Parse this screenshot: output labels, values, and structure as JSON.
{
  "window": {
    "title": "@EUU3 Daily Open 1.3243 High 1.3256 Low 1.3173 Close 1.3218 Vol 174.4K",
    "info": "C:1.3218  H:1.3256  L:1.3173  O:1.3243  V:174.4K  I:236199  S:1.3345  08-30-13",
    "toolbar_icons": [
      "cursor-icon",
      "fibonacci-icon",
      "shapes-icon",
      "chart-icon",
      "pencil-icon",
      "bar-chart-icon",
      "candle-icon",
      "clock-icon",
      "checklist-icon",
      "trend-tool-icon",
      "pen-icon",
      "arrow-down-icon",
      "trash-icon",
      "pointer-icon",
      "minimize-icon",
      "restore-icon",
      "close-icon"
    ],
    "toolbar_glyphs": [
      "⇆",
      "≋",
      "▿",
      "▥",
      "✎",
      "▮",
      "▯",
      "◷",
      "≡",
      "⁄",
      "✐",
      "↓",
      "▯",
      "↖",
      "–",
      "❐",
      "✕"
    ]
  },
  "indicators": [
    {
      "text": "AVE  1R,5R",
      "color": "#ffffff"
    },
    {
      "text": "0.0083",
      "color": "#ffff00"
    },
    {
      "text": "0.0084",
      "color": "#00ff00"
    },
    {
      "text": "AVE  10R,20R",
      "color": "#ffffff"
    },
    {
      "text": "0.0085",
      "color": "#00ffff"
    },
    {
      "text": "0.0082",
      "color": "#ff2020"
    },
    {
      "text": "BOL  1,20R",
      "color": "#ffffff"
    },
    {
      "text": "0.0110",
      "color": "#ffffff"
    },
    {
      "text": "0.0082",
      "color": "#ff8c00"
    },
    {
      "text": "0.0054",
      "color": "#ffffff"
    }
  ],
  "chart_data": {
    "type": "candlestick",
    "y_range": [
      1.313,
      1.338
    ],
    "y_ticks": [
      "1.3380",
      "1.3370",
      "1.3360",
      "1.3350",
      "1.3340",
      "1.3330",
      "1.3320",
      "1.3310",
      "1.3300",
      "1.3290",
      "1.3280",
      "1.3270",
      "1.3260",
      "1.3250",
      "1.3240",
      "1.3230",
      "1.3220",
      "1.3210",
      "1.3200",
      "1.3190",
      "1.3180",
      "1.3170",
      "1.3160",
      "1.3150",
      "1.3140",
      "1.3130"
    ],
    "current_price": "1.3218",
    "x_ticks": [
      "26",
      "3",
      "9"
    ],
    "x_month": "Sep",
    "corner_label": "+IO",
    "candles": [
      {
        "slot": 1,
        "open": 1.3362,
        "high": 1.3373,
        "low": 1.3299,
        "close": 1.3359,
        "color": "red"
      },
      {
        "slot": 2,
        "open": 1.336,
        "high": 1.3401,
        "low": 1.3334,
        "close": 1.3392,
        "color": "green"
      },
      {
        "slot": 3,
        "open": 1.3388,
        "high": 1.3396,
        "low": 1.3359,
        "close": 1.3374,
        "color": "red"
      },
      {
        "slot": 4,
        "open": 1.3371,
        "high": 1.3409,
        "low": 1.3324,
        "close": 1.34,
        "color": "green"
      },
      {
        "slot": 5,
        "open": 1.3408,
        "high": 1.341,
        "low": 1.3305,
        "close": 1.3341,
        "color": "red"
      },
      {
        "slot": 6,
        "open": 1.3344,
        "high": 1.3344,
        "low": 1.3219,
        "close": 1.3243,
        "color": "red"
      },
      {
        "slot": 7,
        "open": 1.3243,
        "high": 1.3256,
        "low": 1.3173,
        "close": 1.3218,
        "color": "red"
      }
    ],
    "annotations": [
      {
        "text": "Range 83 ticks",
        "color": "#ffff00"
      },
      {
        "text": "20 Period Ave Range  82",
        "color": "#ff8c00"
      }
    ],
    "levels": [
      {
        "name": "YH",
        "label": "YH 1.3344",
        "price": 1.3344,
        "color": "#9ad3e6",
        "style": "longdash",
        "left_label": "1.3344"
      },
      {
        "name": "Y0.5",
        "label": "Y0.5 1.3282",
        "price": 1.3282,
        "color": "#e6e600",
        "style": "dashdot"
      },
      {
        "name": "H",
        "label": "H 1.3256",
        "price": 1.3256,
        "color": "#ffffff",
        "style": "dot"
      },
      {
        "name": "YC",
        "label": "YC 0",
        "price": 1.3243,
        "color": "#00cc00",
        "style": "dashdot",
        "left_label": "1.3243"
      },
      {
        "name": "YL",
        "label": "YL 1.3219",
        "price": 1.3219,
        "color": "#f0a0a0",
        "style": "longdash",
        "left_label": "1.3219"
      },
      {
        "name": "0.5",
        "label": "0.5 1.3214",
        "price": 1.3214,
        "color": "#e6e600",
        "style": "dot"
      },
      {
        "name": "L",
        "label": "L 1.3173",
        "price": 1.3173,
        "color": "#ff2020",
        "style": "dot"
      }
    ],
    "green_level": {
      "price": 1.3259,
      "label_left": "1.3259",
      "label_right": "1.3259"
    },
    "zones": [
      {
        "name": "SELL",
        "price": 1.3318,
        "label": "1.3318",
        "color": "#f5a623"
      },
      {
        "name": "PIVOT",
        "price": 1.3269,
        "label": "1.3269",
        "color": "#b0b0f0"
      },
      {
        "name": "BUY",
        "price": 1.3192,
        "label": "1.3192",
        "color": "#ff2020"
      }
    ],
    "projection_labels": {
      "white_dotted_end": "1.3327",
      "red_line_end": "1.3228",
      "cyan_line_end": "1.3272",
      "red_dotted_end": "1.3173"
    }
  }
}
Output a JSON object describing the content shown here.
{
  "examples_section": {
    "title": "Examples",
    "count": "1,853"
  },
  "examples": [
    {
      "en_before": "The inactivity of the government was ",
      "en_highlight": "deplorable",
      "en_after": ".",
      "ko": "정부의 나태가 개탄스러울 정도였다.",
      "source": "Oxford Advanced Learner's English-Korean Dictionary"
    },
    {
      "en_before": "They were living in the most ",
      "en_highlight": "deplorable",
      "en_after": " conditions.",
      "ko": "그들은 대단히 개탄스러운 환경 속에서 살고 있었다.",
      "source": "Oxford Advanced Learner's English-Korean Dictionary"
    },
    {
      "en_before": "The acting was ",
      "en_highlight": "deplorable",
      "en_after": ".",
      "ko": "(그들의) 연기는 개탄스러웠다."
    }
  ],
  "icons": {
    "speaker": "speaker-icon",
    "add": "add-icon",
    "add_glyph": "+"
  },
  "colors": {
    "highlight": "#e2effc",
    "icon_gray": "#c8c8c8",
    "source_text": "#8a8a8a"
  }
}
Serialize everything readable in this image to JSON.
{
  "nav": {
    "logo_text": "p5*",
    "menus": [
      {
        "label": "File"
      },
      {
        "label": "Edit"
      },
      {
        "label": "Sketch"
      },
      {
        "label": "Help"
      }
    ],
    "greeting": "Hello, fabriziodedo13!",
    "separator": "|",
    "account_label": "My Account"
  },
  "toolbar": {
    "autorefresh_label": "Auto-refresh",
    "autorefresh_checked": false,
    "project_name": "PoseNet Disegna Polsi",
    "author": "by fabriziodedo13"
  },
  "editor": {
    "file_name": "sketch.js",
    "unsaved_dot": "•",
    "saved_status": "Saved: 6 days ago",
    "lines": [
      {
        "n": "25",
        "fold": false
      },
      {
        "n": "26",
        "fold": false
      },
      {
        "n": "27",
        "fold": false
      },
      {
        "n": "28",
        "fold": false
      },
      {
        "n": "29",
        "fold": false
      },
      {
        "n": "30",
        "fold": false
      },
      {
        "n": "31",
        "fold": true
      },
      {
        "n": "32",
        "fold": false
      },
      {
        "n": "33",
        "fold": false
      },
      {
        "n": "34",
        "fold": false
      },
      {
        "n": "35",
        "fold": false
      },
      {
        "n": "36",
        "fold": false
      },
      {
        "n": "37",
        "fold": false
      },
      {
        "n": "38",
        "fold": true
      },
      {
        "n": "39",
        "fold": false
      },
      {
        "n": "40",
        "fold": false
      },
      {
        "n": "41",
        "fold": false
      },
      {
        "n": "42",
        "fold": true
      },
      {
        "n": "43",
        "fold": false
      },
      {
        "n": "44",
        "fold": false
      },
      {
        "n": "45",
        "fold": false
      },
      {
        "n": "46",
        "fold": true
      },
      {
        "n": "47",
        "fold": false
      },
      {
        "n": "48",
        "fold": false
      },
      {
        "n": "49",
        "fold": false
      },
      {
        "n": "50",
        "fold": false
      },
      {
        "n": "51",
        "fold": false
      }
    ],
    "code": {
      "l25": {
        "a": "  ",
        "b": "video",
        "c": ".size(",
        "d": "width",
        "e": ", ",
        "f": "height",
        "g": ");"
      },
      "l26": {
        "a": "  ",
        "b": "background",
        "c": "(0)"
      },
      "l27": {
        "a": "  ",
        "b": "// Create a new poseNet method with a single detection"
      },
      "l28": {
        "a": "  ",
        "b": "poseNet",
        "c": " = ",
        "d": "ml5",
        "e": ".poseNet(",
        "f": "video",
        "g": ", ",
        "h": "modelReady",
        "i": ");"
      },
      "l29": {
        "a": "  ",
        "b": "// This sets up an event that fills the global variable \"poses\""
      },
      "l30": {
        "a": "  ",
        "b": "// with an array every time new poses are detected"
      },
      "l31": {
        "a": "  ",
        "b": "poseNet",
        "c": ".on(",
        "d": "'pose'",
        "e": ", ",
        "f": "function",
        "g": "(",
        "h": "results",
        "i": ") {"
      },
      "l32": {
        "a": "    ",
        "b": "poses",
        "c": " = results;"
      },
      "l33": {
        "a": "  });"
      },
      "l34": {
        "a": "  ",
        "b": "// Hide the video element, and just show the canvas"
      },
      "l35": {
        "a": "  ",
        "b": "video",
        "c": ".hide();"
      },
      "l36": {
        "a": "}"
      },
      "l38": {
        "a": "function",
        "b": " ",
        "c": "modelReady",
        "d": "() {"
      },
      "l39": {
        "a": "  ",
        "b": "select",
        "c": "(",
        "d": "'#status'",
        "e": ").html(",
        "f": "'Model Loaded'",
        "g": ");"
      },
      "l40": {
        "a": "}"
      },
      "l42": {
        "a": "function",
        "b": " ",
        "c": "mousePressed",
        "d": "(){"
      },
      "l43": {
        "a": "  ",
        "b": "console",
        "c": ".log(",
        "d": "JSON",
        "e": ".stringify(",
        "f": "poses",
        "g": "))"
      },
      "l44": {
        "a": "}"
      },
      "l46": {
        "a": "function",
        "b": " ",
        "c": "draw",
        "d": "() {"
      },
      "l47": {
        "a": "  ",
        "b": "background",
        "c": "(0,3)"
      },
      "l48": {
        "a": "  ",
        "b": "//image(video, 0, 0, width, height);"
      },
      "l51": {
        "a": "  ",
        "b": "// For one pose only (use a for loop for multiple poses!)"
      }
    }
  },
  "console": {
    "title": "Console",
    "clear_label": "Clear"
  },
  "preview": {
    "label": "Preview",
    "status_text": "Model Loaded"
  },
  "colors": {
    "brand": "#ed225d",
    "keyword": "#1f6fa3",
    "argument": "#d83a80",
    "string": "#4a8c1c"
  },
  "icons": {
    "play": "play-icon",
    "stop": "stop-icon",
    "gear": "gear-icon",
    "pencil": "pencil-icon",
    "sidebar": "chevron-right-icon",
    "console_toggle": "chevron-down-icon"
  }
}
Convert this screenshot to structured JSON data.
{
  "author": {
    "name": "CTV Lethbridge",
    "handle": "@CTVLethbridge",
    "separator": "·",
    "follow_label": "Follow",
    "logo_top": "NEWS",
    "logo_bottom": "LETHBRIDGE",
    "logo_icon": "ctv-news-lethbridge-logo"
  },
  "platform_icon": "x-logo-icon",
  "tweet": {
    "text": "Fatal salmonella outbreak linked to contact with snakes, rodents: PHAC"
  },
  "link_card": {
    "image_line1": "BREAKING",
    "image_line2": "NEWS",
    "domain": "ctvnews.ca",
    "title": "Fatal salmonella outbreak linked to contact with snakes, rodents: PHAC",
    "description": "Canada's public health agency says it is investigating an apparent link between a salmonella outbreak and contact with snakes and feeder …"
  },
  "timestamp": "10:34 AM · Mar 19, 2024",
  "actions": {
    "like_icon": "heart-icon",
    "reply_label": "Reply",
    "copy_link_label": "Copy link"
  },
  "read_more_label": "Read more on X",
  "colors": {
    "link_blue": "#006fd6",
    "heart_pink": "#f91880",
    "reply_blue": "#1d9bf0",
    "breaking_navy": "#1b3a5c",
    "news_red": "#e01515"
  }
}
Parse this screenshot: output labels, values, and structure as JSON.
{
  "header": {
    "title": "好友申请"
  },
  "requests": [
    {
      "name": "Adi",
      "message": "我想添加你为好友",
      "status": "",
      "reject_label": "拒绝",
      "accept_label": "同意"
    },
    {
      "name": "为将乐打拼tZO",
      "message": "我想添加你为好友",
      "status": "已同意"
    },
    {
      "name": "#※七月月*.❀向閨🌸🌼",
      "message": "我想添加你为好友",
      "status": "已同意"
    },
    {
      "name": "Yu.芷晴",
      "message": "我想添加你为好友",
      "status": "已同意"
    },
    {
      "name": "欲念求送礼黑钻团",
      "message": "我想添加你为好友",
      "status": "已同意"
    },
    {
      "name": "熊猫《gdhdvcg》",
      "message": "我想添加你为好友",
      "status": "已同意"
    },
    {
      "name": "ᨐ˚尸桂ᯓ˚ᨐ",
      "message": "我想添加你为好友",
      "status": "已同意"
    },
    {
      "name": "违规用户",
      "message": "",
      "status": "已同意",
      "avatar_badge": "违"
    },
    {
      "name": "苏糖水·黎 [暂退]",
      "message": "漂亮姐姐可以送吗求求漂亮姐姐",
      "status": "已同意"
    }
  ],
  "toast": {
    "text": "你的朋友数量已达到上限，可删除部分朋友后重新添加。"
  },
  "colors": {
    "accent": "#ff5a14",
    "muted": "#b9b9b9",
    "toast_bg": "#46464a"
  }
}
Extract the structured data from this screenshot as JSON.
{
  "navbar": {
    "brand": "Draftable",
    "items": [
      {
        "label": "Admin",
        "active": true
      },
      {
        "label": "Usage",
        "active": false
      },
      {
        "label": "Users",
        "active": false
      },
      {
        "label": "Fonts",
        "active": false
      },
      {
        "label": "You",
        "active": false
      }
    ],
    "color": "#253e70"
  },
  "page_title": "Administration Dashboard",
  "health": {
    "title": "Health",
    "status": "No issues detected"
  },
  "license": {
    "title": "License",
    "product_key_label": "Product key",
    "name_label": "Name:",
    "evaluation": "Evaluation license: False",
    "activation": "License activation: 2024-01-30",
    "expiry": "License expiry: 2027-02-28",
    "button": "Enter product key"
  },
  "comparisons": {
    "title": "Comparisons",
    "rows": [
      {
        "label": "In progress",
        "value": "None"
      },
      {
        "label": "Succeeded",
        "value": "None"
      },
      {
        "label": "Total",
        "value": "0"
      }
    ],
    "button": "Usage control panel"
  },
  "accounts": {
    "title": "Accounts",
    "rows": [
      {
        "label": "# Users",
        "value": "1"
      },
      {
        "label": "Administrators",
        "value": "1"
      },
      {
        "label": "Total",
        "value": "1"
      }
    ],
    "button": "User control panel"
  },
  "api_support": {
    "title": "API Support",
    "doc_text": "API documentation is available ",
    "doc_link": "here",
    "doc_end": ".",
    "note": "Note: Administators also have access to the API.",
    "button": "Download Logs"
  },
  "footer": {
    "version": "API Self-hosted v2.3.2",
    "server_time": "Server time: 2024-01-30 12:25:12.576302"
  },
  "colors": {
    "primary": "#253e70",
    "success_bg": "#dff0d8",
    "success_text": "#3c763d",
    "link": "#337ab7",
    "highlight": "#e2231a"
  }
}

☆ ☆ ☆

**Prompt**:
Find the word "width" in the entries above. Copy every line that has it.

**Solved exercise**:
        "d": "width",
        "b": "//image(video, 0, 0, width, height);"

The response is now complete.